Investigations into the prevalence and impact of digital espionage operations against civil society groups.
The Targeted Threat Index is a metric for assigning an overall threat ranking score to email messages that deliver malware to a victim’s computer. The TTI metric was first introduced at SecTor 2013 as part of the talk “RATastrophe: Monitoring a Malware Menagerie” by Katie Kleemola, Seth Hardy, and Greg Wiseman.
The Citizen Lab is pleased to announce the publication of A Call to Harm: New Malware Attacks Against the Syrian Opposition. This research report by Morgan Marquis-Boire and John Scott-Railton examines two recent cyber attacks targeting the Syrian opposition: malware masquerading as the circumvention tool Freegate and a campaign masquerading as a call to arms by a pro-opposition cleric.
Citizen Lab is pleased to announce the release of “For Their Eyes Only: The Commercialization of Digital Spying.” The report features new findings, as well as consolidating a year of our research on the commercial market for offensive computer network intrusion capabilities developed by Western companies.

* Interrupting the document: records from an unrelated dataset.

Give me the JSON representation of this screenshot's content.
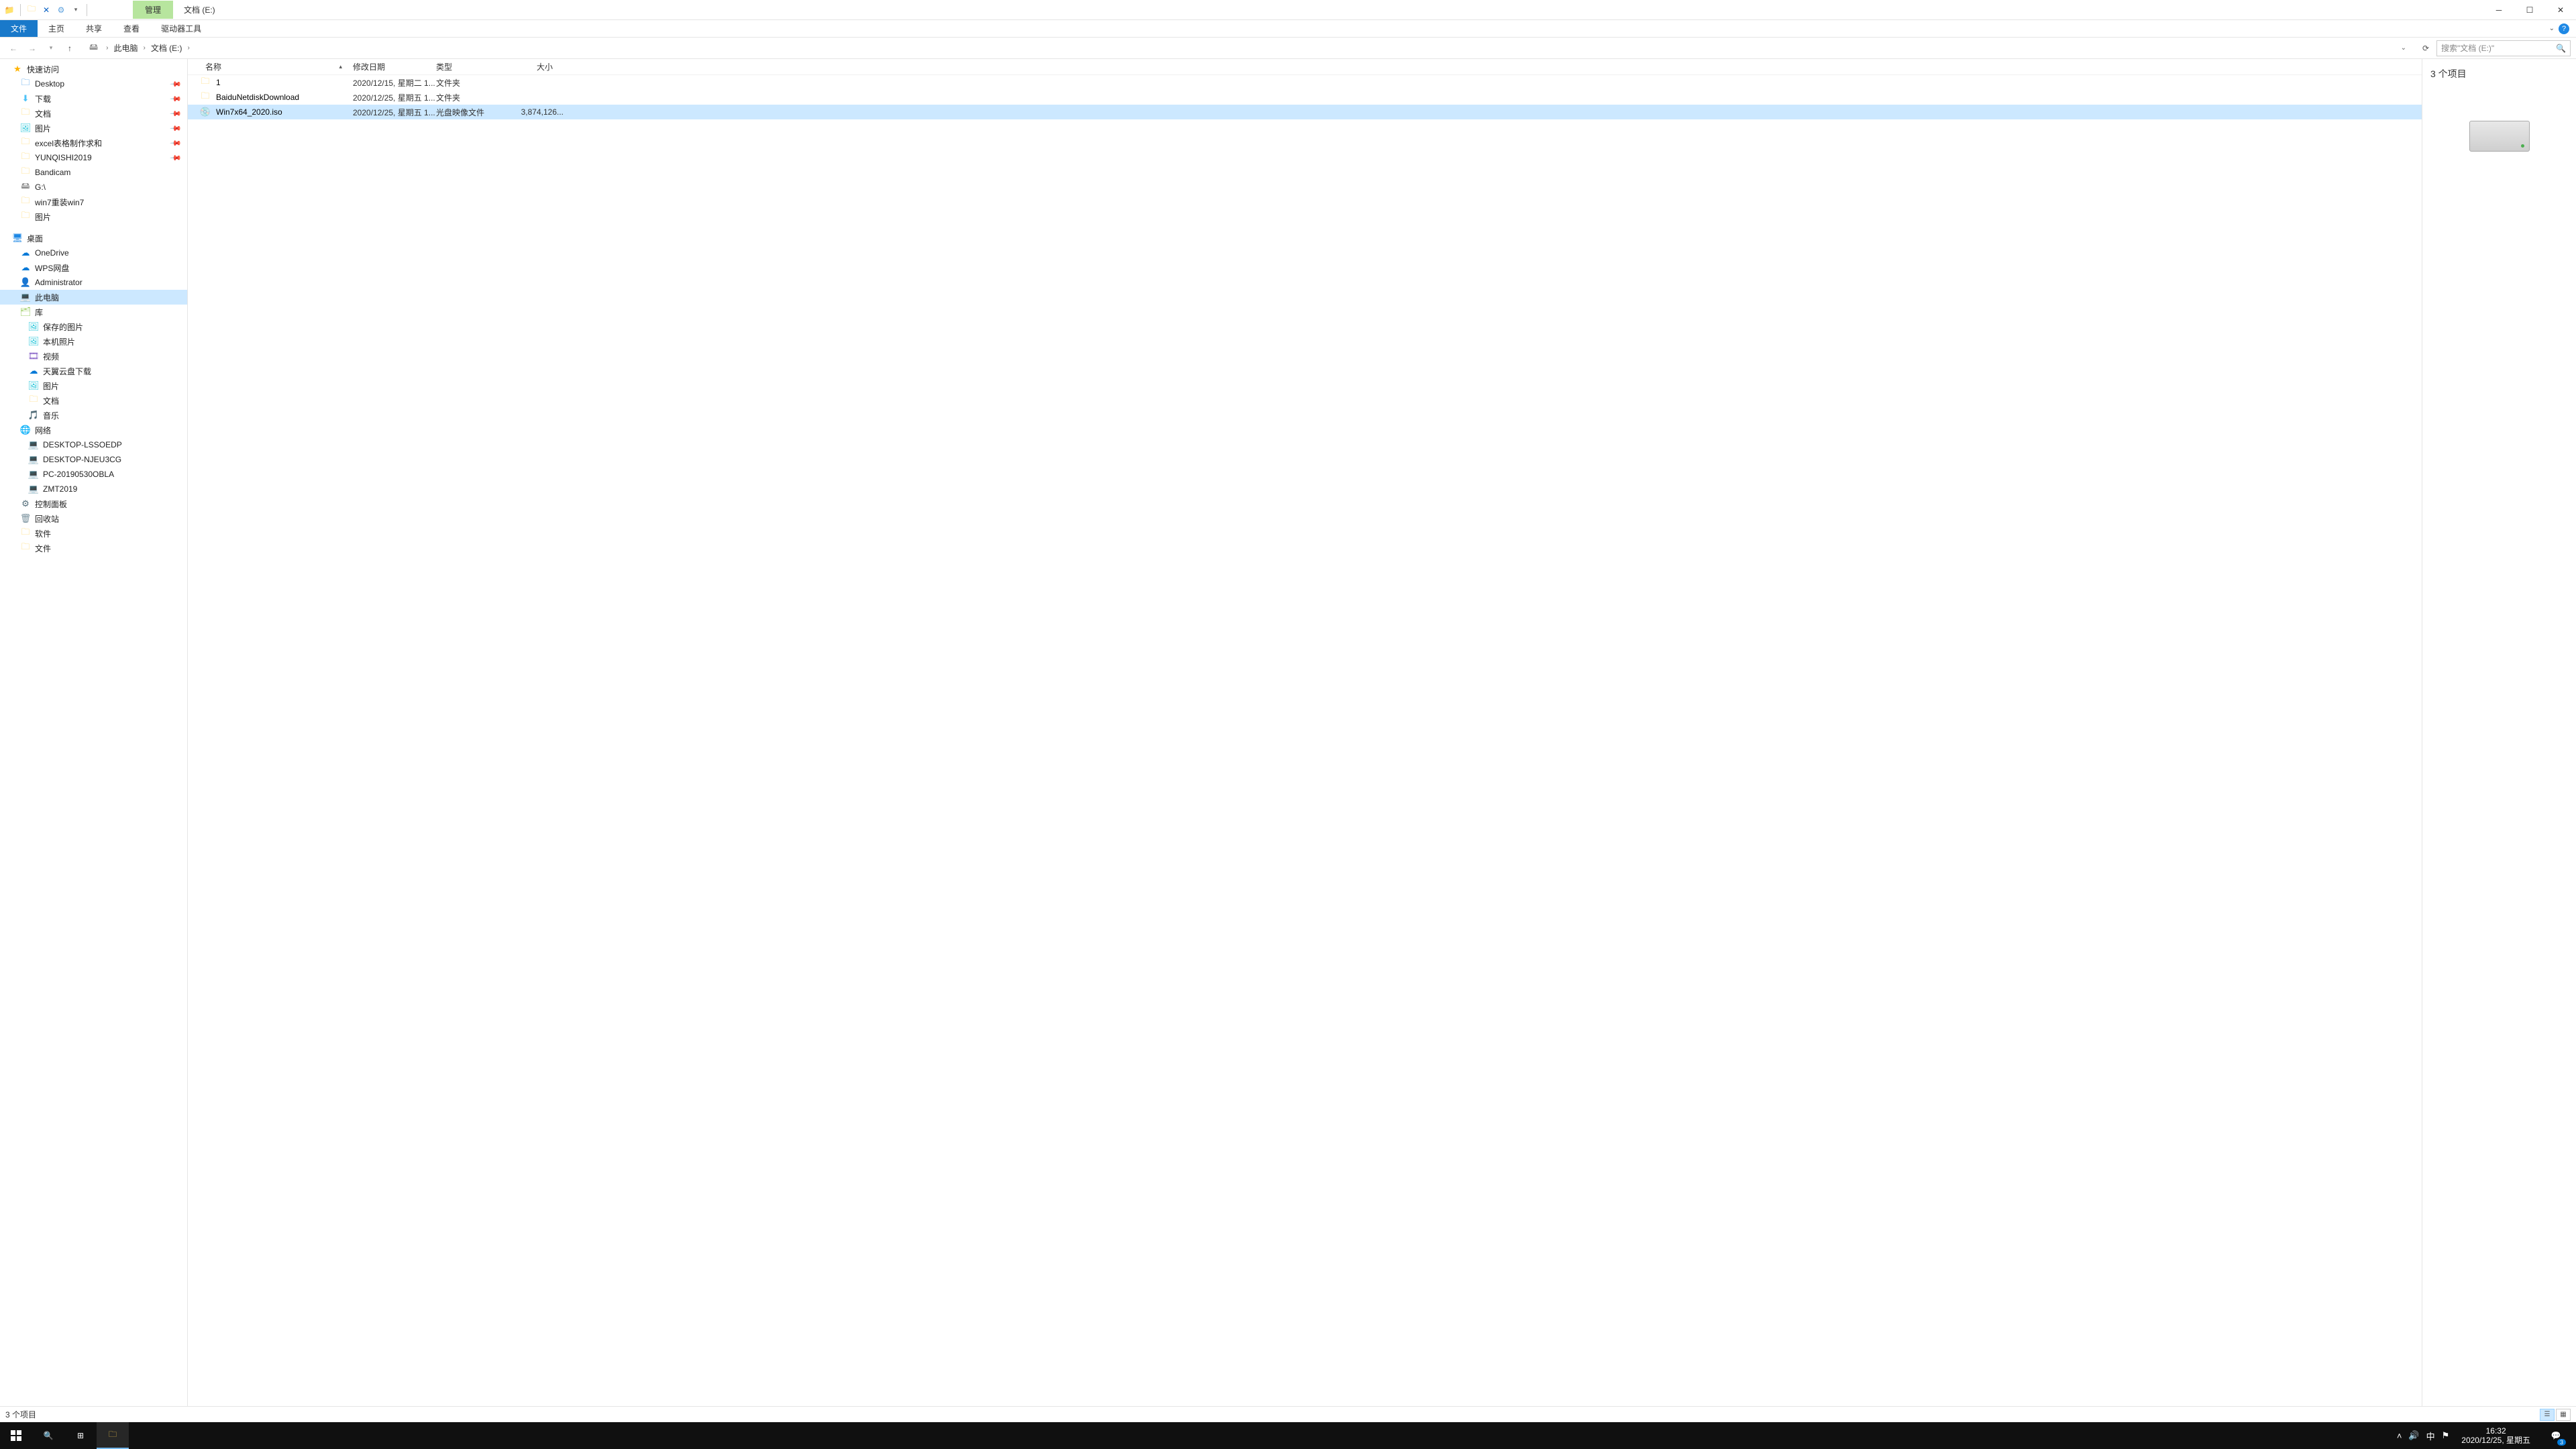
{
  "titlebar": {
    "context_tab": "管理",
    "title": "文档 (E:)"
  },
  "ribbon": {
    "file": "文件",
    "home": "主页",
    "share": "共享",
    "view": "查看",
    "drive_tools": "驱动器工具"
  },
  "address": {
    "root_icon": "💻",
    "seg1": "此电脑",
    "seg2": "文档 (E:)"
  },
  "search": {
    "placeholder": "搜索\"文档 (E:)\""
  },
  "sidebar": {
    "quick_access": "快速访问",
    "desktop": "Desktop",
    "downloads": "下载",
    "documents": "文档",
    "pictures": "图片",
    "excel": "excel表格制作求和",
    "yunqishi": "YUNQISHI2019",
    "bandicam": "Bandicam",
    "gdrive": "G:\\",
    "win7reinstall": "win7重装win7",
    "pictures2": "图片",
    "desktop_zh": "桌面",
    "onedrive": "OneDrive",
    "wps": "WPS网盘",
    "admin": "Administrator",
    "this_pc": "此电脑",
    "library": "库",
    "saved_pics": "保存的图片",
    "camera": "本机照片",
    "video": "视频",
    "tianyi": "天翼云盘下载",
    "lib_pics": "图片",
    "lib_docs": "文档",
    "lib_music": "音乐",
    "network": "网络",
    "pc1": "DESKTOP-LSSOEDP",
    "pc2": "DESKTOP-NJEU3CG",
    "pc3": "PC-20190530OBLA",
    "pc4": "ZMT2019",
    "control_panel": "控制面板",
    "recycle": "回收站",
    "software": "软件",
    "files": "文件"
  },
  "columns": {
    "name": "名称",
    "date": "修改日期",
    "type": "类型",
    "size": "大小"
  },
  "files": [
    {
      "name": "1",
      "date": "2020/12/15, 星期二 1...",
      "type": "文件夹",
      "size": "",
      "icon": "folder"
    },
    {
      "name": "BaiduNetdiskDownload",
      "date": "2020/12/25, 星期五 1...",
      "type": "文件夹",
      "size": "",
      "icon": "folder"
    },
    {
      "name": "Win7x64_2020.iso",
      "date": "2020/12/25, 星期五 1...",
      "type": "光盘映像文件",
      "size": "3,874,126...",
      "icon": "iso",
      "selected": true
    }
  ],
  "preview": {
    "title": "3 个项目"
  },
  "status": {
    "text": "3 个项目"
  },
  "taskbar": {
    "time": "16:32",
    "date": "2020/12/25, 星期五",
    "ime": "中",
    "notif_count": "3"
  }
}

This blog post reports on a malware attack in which a compromised version of Kakao Talk, an Android-based mobile messaging client, was sent in a highly-targeted email to a prominent individual in the Tibetan community. The malware is designed to send a user’s contacts, SMS message history, and cellular network location to attackers. This post was updated on 18 April 2013.
This post describes the results of a comprehensive global Internet scan for the command and control servers of FinFisher’s surveillance software. It also details the discovery of a campaign using FinFisher in Ethiopia that may have been used to target individuals linked to an opposition group. Additionally, it provides examination of a FinSpy Mobile sample found in the wild, which appears to have been used in Vietnam.
In this research brief, Seth Hardy describes malware (“GLASSES”) sent in 2010 that is a simple downloader closely related to malware described by Mandiant in their APT1 report. GLASSES appears to be a previous version of malware called GOGGLES by Mandiant, and was sent in a highly targeted email to a Tibetan human rights organization, demonstrating that APT1 is involved in more than just industrial and corporate espionage.